- Exercise brief: Below are the records; give the number of lines in them that include the word "不透明度", and nothing more.

- Data for this task:
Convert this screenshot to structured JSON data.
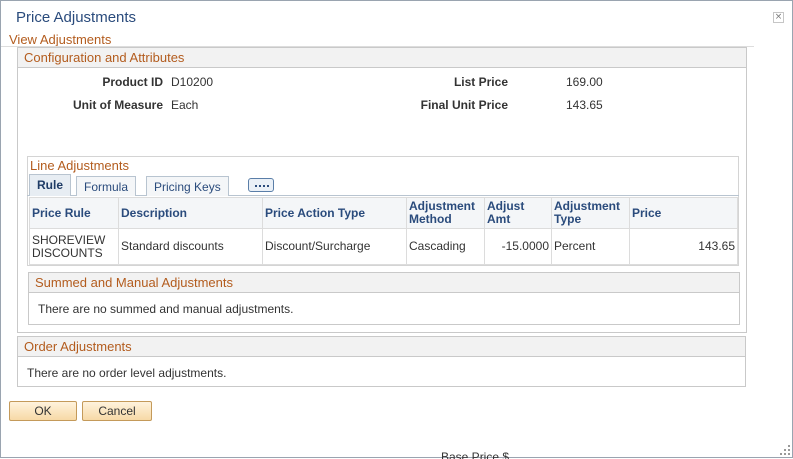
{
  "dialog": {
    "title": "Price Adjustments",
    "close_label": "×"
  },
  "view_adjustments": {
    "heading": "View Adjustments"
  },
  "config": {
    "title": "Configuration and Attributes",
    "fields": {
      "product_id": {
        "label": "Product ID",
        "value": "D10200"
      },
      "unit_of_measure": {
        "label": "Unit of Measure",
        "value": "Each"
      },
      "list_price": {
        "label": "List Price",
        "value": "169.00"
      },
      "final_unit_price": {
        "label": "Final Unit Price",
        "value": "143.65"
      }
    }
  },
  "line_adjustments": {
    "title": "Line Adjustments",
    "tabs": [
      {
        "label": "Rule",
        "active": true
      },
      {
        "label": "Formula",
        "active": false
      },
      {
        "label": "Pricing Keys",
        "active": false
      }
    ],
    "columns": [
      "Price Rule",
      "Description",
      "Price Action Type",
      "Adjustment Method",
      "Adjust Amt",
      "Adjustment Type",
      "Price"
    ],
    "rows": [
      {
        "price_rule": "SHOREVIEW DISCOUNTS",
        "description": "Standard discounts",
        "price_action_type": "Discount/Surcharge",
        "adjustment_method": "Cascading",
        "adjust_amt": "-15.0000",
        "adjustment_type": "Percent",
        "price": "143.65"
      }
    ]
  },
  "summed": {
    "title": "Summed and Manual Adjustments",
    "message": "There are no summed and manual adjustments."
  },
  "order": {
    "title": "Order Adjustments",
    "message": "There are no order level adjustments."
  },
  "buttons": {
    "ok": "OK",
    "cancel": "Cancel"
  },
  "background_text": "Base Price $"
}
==
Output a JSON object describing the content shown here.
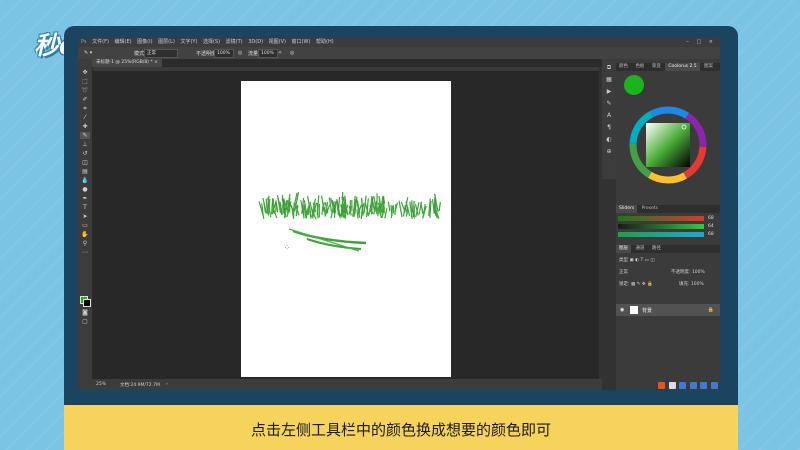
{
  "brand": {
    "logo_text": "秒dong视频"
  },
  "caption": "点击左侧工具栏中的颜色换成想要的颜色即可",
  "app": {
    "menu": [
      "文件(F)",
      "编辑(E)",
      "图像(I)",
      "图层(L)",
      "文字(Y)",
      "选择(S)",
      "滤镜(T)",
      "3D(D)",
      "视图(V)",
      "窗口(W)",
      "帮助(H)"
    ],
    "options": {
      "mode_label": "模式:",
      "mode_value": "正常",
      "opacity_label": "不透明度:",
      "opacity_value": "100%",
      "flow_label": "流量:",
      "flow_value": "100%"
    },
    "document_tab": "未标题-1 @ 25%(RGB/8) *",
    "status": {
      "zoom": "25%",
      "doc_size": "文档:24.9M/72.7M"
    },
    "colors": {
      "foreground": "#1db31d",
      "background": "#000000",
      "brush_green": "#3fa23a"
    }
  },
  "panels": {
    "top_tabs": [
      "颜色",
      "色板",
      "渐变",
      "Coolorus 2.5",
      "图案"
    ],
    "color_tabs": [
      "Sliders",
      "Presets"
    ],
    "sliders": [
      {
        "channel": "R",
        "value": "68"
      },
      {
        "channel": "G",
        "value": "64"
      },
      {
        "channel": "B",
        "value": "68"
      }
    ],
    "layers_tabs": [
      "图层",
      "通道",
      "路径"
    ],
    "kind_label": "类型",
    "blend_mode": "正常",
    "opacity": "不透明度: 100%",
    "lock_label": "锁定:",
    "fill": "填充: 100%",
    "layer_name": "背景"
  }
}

- Exercise result: 2